**AIM OF THE EXERCISE**
Among the entries below, find every line that has "魔法攻击力" and pull it out.

● ● ●

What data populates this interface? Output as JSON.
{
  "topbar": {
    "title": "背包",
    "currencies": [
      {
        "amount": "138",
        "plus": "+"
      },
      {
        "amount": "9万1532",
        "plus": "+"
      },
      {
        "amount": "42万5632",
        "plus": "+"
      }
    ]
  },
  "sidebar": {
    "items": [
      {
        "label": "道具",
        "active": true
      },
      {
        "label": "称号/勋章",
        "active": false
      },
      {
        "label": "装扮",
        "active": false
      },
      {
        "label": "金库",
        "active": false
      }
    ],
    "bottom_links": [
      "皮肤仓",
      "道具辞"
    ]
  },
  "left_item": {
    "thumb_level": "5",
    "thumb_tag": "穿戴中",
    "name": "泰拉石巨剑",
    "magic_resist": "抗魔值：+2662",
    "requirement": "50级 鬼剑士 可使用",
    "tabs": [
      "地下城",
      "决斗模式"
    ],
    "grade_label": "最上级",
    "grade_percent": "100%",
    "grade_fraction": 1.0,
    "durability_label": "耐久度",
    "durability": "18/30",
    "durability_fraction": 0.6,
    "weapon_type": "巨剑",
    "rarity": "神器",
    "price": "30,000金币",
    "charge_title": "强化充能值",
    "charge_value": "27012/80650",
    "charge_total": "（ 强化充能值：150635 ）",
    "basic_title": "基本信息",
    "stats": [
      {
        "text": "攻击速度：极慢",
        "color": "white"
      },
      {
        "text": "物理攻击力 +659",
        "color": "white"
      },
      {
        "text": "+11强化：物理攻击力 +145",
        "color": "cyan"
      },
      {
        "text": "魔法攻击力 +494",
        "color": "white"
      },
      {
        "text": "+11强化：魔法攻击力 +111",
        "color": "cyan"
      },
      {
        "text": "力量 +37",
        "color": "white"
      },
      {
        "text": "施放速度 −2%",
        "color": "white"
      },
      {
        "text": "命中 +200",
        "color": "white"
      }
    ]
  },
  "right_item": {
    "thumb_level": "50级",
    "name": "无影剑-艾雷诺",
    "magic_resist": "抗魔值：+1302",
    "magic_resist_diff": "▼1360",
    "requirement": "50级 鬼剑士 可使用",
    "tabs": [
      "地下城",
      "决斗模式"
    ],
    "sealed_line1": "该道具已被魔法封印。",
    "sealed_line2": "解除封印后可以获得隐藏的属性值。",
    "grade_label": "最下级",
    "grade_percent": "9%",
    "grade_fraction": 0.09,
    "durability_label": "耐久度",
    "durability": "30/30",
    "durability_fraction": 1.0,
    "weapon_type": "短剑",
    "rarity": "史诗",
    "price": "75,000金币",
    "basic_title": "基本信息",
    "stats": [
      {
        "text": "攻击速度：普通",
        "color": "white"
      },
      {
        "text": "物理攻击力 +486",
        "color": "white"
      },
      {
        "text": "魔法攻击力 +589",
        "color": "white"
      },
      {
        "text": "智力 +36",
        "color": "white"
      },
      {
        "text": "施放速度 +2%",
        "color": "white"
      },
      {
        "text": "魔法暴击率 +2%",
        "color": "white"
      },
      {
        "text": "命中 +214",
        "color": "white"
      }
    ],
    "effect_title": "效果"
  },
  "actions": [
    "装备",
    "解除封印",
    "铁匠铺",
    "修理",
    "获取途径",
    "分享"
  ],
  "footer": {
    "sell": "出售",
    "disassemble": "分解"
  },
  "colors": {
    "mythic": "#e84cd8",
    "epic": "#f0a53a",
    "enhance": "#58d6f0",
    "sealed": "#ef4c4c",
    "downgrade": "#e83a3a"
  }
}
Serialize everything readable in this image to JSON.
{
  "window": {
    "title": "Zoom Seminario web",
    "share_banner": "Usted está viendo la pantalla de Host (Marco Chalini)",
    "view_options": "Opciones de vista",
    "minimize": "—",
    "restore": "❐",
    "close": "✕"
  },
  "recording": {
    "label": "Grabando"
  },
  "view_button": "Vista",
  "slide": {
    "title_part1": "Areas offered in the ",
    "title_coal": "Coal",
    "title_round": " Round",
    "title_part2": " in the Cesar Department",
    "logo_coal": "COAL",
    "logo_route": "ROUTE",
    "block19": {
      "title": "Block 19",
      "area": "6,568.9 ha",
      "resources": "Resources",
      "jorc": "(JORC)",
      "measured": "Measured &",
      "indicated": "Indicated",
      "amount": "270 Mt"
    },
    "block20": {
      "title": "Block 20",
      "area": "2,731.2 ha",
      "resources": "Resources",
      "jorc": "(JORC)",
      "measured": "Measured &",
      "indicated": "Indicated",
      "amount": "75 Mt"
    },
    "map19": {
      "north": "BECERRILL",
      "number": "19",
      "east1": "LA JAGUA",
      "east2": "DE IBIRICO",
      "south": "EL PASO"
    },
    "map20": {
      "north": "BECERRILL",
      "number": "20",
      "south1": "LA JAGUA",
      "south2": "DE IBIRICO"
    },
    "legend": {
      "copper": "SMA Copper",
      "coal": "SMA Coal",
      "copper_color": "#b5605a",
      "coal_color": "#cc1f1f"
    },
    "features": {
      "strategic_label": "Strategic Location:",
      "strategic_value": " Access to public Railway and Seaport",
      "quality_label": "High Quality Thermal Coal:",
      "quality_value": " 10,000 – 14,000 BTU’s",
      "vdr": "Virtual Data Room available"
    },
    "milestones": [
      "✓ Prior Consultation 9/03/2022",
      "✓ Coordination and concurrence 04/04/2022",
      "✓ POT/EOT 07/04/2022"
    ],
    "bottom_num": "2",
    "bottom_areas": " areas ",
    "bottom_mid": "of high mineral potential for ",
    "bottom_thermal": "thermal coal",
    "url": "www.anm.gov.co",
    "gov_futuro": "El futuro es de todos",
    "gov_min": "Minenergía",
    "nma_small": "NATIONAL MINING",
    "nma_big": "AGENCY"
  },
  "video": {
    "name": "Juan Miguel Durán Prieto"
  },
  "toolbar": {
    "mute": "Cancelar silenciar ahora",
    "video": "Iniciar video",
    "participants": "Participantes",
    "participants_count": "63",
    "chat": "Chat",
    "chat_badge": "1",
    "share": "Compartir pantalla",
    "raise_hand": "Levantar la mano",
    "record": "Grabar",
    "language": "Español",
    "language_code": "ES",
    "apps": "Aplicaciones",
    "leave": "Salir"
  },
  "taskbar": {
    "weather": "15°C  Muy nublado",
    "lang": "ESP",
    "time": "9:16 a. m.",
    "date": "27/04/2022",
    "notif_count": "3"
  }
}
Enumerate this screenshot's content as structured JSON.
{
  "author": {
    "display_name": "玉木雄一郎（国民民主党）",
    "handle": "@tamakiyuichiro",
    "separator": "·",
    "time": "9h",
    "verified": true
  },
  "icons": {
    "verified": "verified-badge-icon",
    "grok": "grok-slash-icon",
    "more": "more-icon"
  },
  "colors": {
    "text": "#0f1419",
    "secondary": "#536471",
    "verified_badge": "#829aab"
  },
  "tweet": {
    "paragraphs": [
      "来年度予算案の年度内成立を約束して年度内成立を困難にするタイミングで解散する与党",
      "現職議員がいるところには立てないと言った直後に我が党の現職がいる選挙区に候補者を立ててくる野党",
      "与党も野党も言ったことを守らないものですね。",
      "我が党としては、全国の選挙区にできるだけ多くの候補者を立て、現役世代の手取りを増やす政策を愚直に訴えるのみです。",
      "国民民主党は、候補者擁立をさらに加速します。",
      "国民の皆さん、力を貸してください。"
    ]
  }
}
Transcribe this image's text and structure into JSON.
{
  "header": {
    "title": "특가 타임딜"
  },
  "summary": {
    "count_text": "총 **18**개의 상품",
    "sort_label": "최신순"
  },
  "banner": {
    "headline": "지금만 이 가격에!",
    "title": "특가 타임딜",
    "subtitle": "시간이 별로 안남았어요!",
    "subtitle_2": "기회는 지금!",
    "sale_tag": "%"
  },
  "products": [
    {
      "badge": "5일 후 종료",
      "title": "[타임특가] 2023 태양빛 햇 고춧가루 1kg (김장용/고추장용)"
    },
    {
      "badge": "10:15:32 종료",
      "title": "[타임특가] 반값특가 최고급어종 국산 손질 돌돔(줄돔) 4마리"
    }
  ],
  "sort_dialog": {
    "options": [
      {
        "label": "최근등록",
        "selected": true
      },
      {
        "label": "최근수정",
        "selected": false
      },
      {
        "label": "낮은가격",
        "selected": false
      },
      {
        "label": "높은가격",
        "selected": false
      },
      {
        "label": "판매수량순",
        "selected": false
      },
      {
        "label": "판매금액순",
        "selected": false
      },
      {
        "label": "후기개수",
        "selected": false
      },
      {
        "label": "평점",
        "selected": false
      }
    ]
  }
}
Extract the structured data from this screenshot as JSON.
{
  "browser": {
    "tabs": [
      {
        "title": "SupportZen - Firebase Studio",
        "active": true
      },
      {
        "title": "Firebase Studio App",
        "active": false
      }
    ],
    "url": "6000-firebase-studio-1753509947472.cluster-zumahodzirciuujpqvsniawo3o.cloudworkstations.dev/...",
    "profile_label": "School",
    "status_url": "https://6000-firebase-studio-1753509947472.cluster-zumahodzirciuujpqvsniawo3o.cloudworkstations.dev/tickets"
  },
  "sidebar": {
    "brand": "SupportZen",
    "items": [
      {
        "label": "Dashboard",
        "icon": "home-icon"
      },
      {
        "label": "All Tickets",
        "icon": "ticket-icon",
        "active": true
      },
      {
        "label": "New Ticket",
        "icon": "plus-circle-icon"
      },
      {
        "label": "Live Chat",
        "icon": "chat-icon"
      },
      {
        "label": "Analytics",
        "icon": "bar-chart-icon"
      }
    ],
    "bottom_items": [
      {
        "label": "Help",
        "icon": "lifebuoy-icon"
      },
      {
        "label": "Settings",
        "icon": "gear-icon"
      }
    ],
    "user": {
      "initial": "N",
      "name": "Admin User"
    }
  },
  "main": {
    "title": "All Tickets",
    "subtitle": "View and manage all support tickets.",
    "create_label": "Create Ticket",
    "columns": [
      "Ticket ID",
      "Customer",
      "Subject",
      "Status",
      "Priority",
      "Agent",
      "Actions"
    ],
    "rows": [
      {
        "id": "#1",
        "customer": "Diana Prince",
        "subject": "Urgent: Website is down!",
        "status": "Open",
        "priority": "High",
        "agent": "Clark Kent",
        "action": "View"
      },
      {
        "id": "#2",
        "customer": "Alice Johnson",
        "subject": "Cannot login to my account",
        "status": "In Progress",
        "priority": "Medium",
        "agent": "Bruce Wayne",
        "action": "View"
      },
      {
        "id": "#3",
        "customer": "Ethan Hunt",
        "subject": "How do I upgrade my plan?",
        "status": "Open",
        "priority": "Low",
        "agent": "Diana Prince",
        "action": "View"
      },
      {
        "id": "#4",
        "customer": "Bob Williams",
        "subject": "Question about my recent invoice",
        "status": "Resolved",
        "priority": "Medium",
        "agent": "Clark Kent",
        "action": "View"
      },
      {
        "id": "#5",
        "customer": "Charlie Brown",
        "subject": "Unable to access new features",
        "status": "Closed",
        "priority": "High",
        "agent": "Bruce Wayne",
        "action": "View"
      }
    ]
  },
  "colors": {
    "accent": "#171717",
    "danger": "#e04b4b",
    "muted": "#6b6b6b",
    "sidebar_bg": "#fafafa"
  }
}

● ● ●

**RESPONSE AREA**
        "text": "魔法攻击力 +494",
        "text": "+11强化：魔法攻击力 +111",
        "text": "魔法攻击力 +589",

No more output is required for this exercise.